Dataset extract: Begin

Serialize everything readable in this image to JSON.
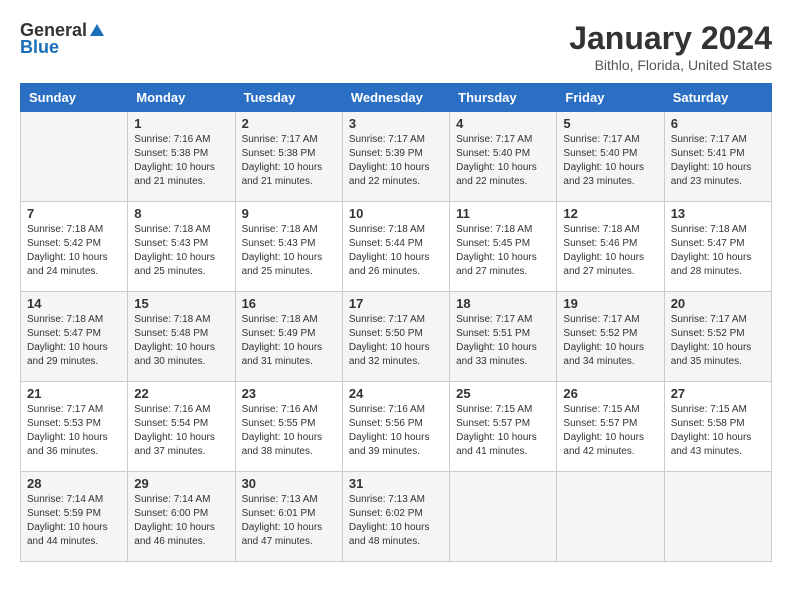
{
  "logo": {
    "general": "General",
    "blue": "Blue"
  },
  "title": "January 2024",
  "subtitle": "Bithlo, Florida, United States",
  "days_of_week": [
    "Sunday",
    "Monday",
    "Tuesday",
    "Wednesday",
    "Thursday",
    "Friday",
    "Saturday"
  ],
  "weeks": [
    [
      {
        "day": "",
        "info": ""
      },
      {
        "day": "1",
        "info": "Sunrise: 7:16 AM\nSunset: 5:38 PM\nDaylight: 10 hours\nand 21 minutes."
      },
      {
        "day": "2",
        "info": "Sunrise: 7:17 AM\nSunset: 5:38 PM\nDaylight: 10 hours\nand 21 minutes."
      },
      {
        "day": "3",
        "info": "Sunrise: 7:17 AM\nSunset: 5:39 PM\nDaylight: 10 hours\nand 22 minutes."
      },
      {
        "day": "4",
        "info": "Sunrise: 7:17 AM\nSunset: 5:40 PM\nDaylight: 10 hours\nand 22 minutes."
      },
      {
        "day": "5",
        "info": "Sunrise: 7:17 AM\nSunset: 5:40 PM\nDaylight: 10 hours\nand 23 minutes."
      },
      {
        "day": "6",
        "info": "Sunrise: 7:17 AM\nSunset: 5:41 PM\nDaylight: 10 hours\nand 23 minutes."
      }
    ],
    [
      {
        "day": "7",
        "info": "Sunrise: 7:18 AM\nSunset: 5:42 PM\nDaylight: 10 hours\nand 24 minutes."
      },
      {
        "day": "8",
        "info": "Sunrise: 7:18 AM\nSunset: 5:43 PM\nDaylight: 10 hours\nand 25 minutes."
      },
      {
        "day": "9",
        "info": "Sunrise: 7:18 AM\nSunset: 5:43 PM\nDaylight: 10 hours\nand 25 minutes."
      },
      {
        "day": "10",
        "info": "Sunrise: 7:18 AM\nSunset: 5:44 PM\nDaylight: 10 hours\nand 26 minutes."
      },
      {
        "day": "11",
        "info": "Sunrise: 7:18 AM\nSunset: 5:45 PM\nDaylight: 10 hours\nand 27 minutes."
      },
      {
        "day": "12",
        "info": "Sunrise: 7:18 AM\nSunset: 5:46 PM\nDaylight: 10 hours\nand 27 minutes."
      },
      {
        "day": "13",
        "info": "Sunrise: 7:18 AM\nSunset: 5:47 PM\nDaylight: 10 hours\nand 28 minutes."
      }
    ],
    [
      {
        "day": "14",
        "info": "Sunrise: 7:18 AM\nSunset: 5:47 PM\nDaylight: 10 hours\nand 29 minutes."
      },
      {
        "day": "15",
        "info": "Sunrise: 7:18 AM\nSunset: 5:48 PM\nDaylight: 10 hours\nand 30 minutes."
      },
      {
        "day": "16",
        "info": "Sunrise: 7:18 AM\nSunset: 5:49 PM\nDaylight: 10 hours\nand 31 minutes."
      },
      {
        "day": "17",
        "info": "Sunrise: 7:17 AM\nSunset: 5:50 PM\nDaylight: 10 hours\nand 32 minutes."
      },
      {
        "day": "18",
        "info": "Sunrise: 7:17 AM\nSunset: 5:51 PM\nDaylight: 10 hours\nand 33 minutes."
      },
      {
        "day": "19",
        "info": "Sunrise: 7:17 AM\nSunset: 5:52 PM\nDaylight: 10 hours\nand 34 minutes."
      },
      {
        "day": "20",
        "info": "Sunrise: 7:17 AM\nSunset: 5:52 PM\nDaylight: 10 hours\nand 35 minutes."
      }
    ],
    [
      {
        "day": "21",
        "info": "Sunrise: 7:17 AM\nSunset: 5:53 PM\nDaylight: 10 hours\nand 36 minutes."
      },
      {
        "day": "22",
        "info": "Sunrise: 7:16 AM\nSunset: 5:54 PM\nDaylight: 10 hours\nand 37 minutes."
      },
      {
        "day": "23",
        "info": "Sunrise: 7:16 AM\nSunset: 5:55 PM\nDaylight: 10 hours\nand 38 minutes."
      },
      {
        "day": "24",
        "info": "Sunrise: 7:16 AM\nSunset: 5:56 PM\nDaylight: 10 hours\nand 39 minutes."
      },
      {
        "day": "25",
        "info": "Sunrise: 7:15 AM\nSunset: 5:57 PM\nDaylight: 10 hours\nand 41 minutes."
      },
      {
        "day": "26",
        "info": "Sunrise: 7:15 AM\nSunset: 5:57 PM\nDaylight: 10 hours\nand 42 minutes."
      },
      {
        "day": "27",
        "info": "Sunrise: 7:15 AM\nSunset: 5:58 PM\nDaylight: 10 hours\nand 43 minutes."
      }
    ],
    [
      {
        "day": "28",
        "info": "Sunrise: 7:14 AM\nSunset: 5:59 PM\nDaylight: 10 hours\nand 44 minutes."
      },
      {
        "day": "29",
        "info": "Sunrise: 7:14 AM\nSunset: 6:00 PM\nDaylight: 10 hours\nand 46 minutes."
      },
      {
        "day": "30",
        "info": "Sunrise: 7:13 AM\nSunset: 6:01 PM\nDaylight: 10 hours\nand 47 minutes."
      },
      {
        "day": "31",
        "info": "Sunrise: 7:13 AM\nSunset: 6:02 PM\nDaylight: 10 hours\nand 48 minutes."
      },
      {
        "day": "",
        "info": ""
      },
      {
        "day": "",
        "info": ""
      },
      {
        "day": "",
        "info": ""
      }
    ]
  ]
}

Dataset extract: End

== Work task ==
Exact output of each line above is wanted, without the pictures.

== Output for this task ==
Serialize everything readable in this image to JSON.
{
  "logo": {
    "general": "General",
    "blue": "Blue"
  },
  "title": "January 2024",
  "subtitle": "Bithlo, Florida, United States",
  "days_of_week": [
    "Sunday",
    "Monday",
    "Tuesday",
    "Wednesday",
    "Thursday",
    "Friday",
    "Saturday"
  ],
  "weeks": [
    [
      {
        "day": "",
        "info": ""
      },
      {
        "day": "1",
        "info": "Sunrise: 7:16 AM\nSunset: 5:38 PM\nDaylight: 10 hours\nand 21 minutes."
      },
      {
        "day": "2",
        "info": "Sunrise: 7:17 AM\nSunset: 5:38 PM\nDaylight: 10 hours\nand 21 minutes."
      },
      {
        "day": "3",
        "info": "Sunrise: 7:17 AM\nSunset: 5:39 PM\nDaylight: 10 hours\nand 22 minutes."
      },
      {
        "day": "4",
        "info": "Sunrise: 7:17 AM\nSunset: 5:40 PM\nDaylight: 10 hours\nand 22 minutes."
      },
      {
        "day": "5",
        "info": "Sunrise: 7:17 AM\nSunset: 5:40 PM\nDaylight: 10 hours\nand 23 minutes."
      },
      {
        "day": "6",
        "info": "Sunrise: 7:17 AM\nSunset: 5:41 PM\nDaylight: 10 hours\nand 23 minutes."
      }
    ],
    [
      {
        "day": "7",
        "info": "Sunrise: 7:18 AM\nSunset: 5:42 PM\nDaylight: 10 hours\nand 24 minutes."
      },
      {
        "day": "8",
        "info": "Sunrise: 7:18 AM\nSunset: 5:43 PM\nDaylight: 10 hours\nand 25 minutes."
      },
      {
        "day": "9",
        "info": "Sunrise: 7:18 AM\nSunset: 5:43 PM\nDaylight: 10 hours\nand 25 minutes."
      },
      {
        "day": "10",
        "info": "Sunrise: 7:18 AM\nSunset: 5:44 PM\nDaylight: 10 hours\nand 26 minutes."
      },
      {
        "day": "11",
        "info": "Sunrise: 7:18 AM\nSunset: 5:45 PM\nDaylight: 10 hours\nand 27 minutes."
      },
      {
        "day": "12",
        "info": "Sunrise: 7:18 AM\nSunset: 5:46 PM\nDaylight: 10 hours\nand 27 minutes."
      },
      {
        "day": "13",
        "info": "Sunrise: 7:18 AM\nSunset: 5:47 PM\nDaylight: 10 hours\nand 28 minutes."
      }
    ],
    [
      {
        "day": "14",
        "info": "Sunrise: 7:18 AM\nSunset: 5:47 PM\nDaylight: 10 hours\nand 29 minutes."
      },
      {
        "day": "15",
        "info": "Sunrise: 7:18 AM\nSunset: 5:48 PM\nDaylight: 10 hours\nand 30 minutes."
      },
      {
        "day": "16",
        "info": "Sunrise: 7:18 AM\nSunset: 5:49 PM\nDaylight: 10 hours\nand 31 minutes."
      },
      {
        "day": "17",
        "info": "Sunrise: 7:17 AM\nSunset: 5:50 PM\nDaylight: 10 hours\nand 32 minutes."
      },
      {
        "day": "18",
        "info": "Sunrise: 7:17 AM\nSunset: 5:51 PM\nDaylight: 10 hours\nand 33 minutes."
      },
      {
        "day": "19",
        "info": "Sunrise: 7:17 AM\nSunset: 5:52 PM\nDaylight: 10 hours\nand 34 minutes."
      },
      {
        "day": "20",
        "info": "Sunrise: 7:17 AM\nSunset: 5:52 PM\nDaylight: 10 hours\nand 35 minutes."
      }
    ],
    [
      {
        "day": "21",
        "info": "Sunrise: 7:17 AM\nSunset: 5:53 PM\nDaylight: 10 hours\nand 36 minutes."
      },
      {
        "day": "22",
        "info": "Sunrise: 7:16 AM\nSunset: 5:54 PM\nDaylight: 10 hours\nand 37 minutes."
      },
      {
        "day": "23",
        "info": "Sunrise: 7:16 AM\nSunset: 5:55 PM\nDaylight: 10 hours\nand 38 minutes."
      },
      {
        "day": "24",
        "info": "Sunrise: 7:16 AM\nSunset: 5:56 PM\nDaylight: 10 hours\nand 39 minutes."
      },
      {
        "day": "25",
        "info": "Sunrise: 7:15 AM\nSunset: 5:57 PM\nDaylight: 10 hours\nand 41 minutes."
      },
      {
        "day": "26",
        "info": "Sunrise: 7:15 AM\nSunset: 5:57 PM\nDaylight: 10 hours\nand 42 minutes."
      },
      {
        "day": "27",
        "info": "Sunrise: 7:15 AM\nSunset: 5:58 PM\nDaylight: 10 hours\nand 43 minutes."
      }
    ],
    [
      {
        "day": "28",
        "info": "Sunrise: 7:14 AM\nSunset: 5:59 PM\nDaylight: 10 hours\nand 44 minutes."
      },
      {
        "day": "29",
        "info": "Sunrise: 7:14 AM\nSunset: 6:00 PM\nDaylight: 10 hours\nand 46 minutes."
      },
      {
        "day": "30",
        "info": "Sunrise: 7:13 AM\nSunset: 6:01 PM\nDaylight: 10 hours\nand 47 minutes."
      },
      {
        "day": "31",
        "info": "Sunrise: 7:13 AM\nSunset: 6:02 PM\nDaylight: 10 hours\nand 48 minutes."
      },
      {
        "day": "",
        "info": ""
      },
      {
        "day": "",
        "info": ""
      },
      {
        "day": "",
        "info": ""
      }
    ]
  ]
}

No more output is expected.